§ **Task requirements**
Make an exact copy of every record that follows.

Data records for software interfaces
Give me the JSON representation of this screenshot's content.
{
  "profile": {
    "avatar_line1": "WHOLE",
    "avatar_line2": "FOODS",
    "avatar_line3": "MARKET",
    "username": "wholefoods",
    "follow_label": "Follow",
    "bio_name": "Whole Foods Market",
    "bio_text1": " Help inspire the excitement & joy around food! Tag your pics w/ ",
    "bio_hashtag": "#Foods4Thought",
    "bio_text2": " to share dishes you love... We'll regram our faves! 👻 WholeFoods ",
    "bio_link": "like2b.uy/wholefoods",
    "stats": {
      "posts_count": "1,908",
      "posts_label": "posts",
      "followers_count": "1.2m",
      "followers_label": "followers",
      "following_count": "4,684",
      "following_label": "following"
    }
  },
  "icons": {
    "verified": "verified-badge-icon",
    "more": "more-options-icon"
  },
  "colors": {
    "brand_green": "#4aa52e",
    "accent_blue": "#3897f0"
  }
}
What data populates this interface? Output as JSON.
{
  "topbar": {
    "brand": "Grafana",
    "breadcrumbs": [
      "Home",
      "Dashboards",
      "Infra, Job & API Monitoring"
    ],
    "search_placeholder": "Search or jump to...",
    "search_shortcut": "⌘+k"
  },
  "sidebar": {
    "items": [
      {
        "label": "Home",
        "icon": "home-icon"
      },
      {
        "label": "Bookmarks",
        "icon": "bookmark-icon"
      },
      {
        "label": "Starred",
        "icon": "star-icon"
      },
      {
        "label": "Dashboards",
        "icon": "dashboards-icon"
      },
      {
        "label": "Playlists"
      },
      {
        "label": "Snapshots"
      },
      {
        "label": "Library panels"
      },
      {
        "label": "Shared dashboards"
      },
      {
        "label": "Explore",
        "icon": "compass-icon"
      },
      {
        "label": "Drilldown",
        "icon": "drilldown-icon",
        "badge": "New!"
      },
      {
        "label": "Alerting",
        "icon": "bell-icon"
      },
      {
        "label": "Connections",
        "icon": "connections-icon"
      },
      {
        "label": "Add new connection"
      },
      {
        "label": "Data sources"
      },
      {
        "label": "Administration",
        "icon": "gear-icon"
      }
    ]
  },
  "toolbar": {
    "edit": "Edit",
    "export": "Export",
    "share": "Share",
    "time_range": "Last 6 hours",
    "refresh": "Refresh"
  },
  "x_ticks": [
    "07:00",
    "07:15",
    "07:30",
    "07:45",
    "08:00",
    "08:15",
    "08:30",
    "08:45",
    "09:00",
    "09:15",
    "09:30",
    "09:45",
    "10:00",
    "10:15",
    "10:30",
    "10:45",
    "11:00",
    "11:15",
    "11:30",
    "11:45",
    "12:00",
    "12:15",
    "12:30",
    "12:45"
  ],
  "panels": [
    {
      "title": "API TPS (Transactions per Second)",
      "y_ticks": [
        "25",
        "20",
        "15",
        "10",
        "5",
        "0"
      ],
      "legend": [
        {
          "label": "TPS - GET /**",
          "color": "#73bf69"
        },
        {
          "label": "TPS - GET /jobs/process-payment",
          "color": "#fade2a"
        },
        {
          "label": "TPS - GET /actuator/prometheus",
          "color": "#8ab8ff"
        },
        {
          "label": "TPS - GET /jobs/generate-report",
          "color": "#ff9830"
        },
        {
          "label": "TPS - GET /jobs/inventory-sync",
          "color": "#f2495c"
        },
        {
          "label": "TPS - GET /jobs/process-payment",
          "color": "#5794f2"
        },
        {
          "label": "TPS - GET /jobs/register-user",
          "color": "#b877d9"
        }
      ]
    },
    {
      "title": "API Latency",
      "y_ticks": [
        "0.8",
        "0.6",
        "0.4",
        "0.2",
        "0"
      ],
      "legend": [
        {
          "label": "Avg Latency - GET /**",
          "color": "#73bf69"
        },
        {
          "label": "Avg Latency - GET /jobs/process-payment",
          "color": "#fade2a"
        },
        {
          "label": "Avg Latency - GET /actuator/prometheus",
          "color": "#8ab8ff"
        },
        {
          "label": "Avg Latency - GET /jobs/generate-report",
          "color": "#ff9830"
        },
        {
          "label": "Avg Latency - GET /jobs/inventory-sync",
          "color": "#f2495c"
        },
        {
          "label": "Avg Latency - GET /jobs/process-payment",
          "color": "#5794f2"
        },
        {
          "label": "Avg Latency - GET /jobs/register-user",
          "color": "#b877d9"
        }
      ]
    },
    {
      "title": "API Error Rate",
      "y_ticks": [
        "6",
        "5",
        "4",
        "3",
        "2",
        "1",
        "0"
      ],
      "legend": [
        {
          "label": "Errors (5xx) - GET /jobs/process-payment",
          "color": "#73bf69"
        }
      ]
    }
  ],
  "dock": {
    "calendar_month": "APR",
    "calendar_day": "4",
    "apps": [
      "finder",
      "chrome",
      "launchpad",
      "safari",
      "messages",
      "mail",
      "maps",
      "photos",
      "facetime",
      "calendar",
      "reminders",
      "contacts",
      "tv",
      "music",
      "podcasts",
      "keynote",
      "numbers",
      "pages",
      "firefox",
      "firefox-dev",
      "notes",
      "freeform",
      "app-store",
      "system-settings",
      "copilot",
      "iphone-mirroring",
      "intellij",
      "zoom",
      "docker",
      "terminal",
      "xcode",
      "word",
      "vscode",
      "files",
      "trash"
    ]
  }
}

§ **Answer for the task**
Give me the JSON representation of this screenshot's content.
{
  "profile": {
    "avatar_line1": "WHOLE",
    "avatar_line2": "FOODS",
    "avatar_line3": "MARKET",
    "username": "wholefoods",
    "follow_label": "Follow",
    "bio_name": "Whole Foods Market",
    "bio_text1": " Help inspire the excitement & joy around food! Tag your pics w/ ",
    "bio_hashtag": "#Foods4Thought",
    "bio_text2": " to share dishes you love... We'll regram our faves! 👻 WholeFoods ",
    "bio_link": "like2b.uy/wholefoods",
    "stats": {
      "posts_count": "1,908",
      "posts_label": "posts",
      "followers_count": "1.2m",
      "followers_label": "followers",
      "following_count": "4,684",
      "following_label": "following"
    }
  },
  "icons": {
    "verified": "verified-badge-icon",
    "more": "more-options-icon"
  },
  "colors": {
    "brand_green": "#4aa52e",
    "accent_blue": "#3897f0"
  }
}
What data populates this interface? Output as JSON.
{
  "topbar": {
    "brand": "Grafana",
    "breadcrumbs": [
      "Home",
      "Dashboards",
      "Infra, Job & API Monitoring"
    ],
    "search_placeholder": "Search or jump to...",
    "search_shortcut": "⌘+k"
  },
  "sidebar": {
    "items": [
      {
        "label": "Home",
        "icon": "home-icon"
      },
      {
        "label": "Bookmarks",
        "icon": "bookmark-icon"
      },
      {
        "label": "Starred",
        "icon": "star-icon"
      },
      {
        "label": "Dashboards",
        "icon": "dashboards-icon"
      },
      {
        "label": "Playlists"
      },
      {
        "label": "Snapshots"
      },
      {
        "label": "Library panels"
      },
      {
        "label": "Shared dashboards"
      },
      {
        "label": "Explore",
        "icon": "compass-icon"
      },
      {
        "label": "Drilldown",
        "icon": "drilldown-icon",
        "badge": "New!"
      },
      {
        "label": "Alerting",
        "icon": "bell-icon"
      },
      {
        "label": "Connections",
        "icon": "connections-icon"
      },
      {
        "label": "Add new connection"
      },
      {
        "label": "Data sources"
      },
      {
        "label": "Administration",
        "icon": "gear-icon"
      }
    ]
  },
  "toolbar": {
    "edit": "Edit",
    "export": "Export",
    "share": "Share",
    "time_range": "Last 6 hours",
    "refresh": "Refresh"
  },
  "x_ticks": [
    "07:00",
    "07:15",
    "07:30",
    "07:45",
    "08:00",
    "08:15",
    "08:30",
    "08:45",
    "09:00",
    "09:15",
    "09:30",
    "09:45",
    "10:00",
    "10:15",
    "10:30",
    "10:45",
    "11:00",
    "11:15",
    "11:30",
    "11:45",
    "12:00",
    "12:15",
    "12:30",
    "12:45"
  ],
  "panels": [
    {
      "title": "API TPS (Transactions per Second)",
      "y_ticks": [
        "25",
        "20",
        "15",
        "10",
        "5",
        "0"
      ],
      "legend": [
        {
          "label": "TPS - GET /**",
          "color": "#73bf69"
        },
        {
          "label": "TPS - GET /jobs/process-payment",
          "color": "#fade2a"
        },
        {
          "label": "TPS - GET /actuator/prometheus",
          "color": "#8ab8ff"
        },
        {
          "label": "TPS - GET /jobs/generate-report",
          "color": "#ff9830"
        },
        {
          "label": "TPS - GET /jobs/inventory-sync",
          "color": "#f2495c"
        },
        {
          "label": "TPS - GET /jobs/process-payment",
          "color": "#5794f2"
        },
        {
          "label": "TPS - GET /jobs/register-user",
          "color": "#b877d9"
        }
      ]
    },
    {
      "title": "API Latency",
      "y_ticks": [
        "0.8",
        "0.6",
        "0.4",
        "0.2",
        "0"
      ],
      "legend": [
        {
          "label": "Avg Latency - GET /**",
          "color": "#73bf69"
        },
        {
          "label": "Avg Latency - GET /jobs/process-payment",
          "color": "#fade2a"
        },
        {
          "label": "Avg Latency - GET /actuator/prometheus",
          "color": "#8ab8ff"
        },
        {
          "label": "Avg Latency - GET /jobs/generate-report",
          "color": "#ff9830"
        },
        {
          "label": "Avg Latency - GET /jobs/inventory-sync",
          "color": "#f2495c"
        },
        {
          "label": "Avg Latency - GET /jobs/process-payment",
          "color": "#5794f2"
        },
        {
          "label": "Avg Latency - GET /jobs/register-user",
          "color": "#b877d9"
        }
      ]
    },
    {
      "title": "API Error Rate",
      "y_ticks": [
        "6",
        "5",
        "4",
        "3",
        "2",
        "1",
        "0"
      ],
      "legend": [
        {
          "label": "Errors (5xx) - GET /jobs/process-payment",
          "color": "#73bf69"
        }
      ]
    }
  ],
  "dock": {
    "calendar_month": "APR",
    "calendar_day": "4",
    "apps": [
      "finder",
      "chrome",
      "launchpad",
      "safari",
      "messages",
      "mail",
      "maps",
      "photos",
      "facetime",
      "calendar",
      "reminders",
      "contacts",
      "tv",
      "music",
      "podcasts",
      "keynote",
      "numbers",
      "pages",
      "firefox",
      "firefox-dev",
      "notes",
      "freeform",
      "app-store",
      "system-settings",
      "copilot",
      "iphone-mirroring",
      "intellij",
      "zoom",
      "docker",
      "terminal",
      "xcode",
      "word",
      "vscode",
      "files",
      "trash"
    ]
  }
}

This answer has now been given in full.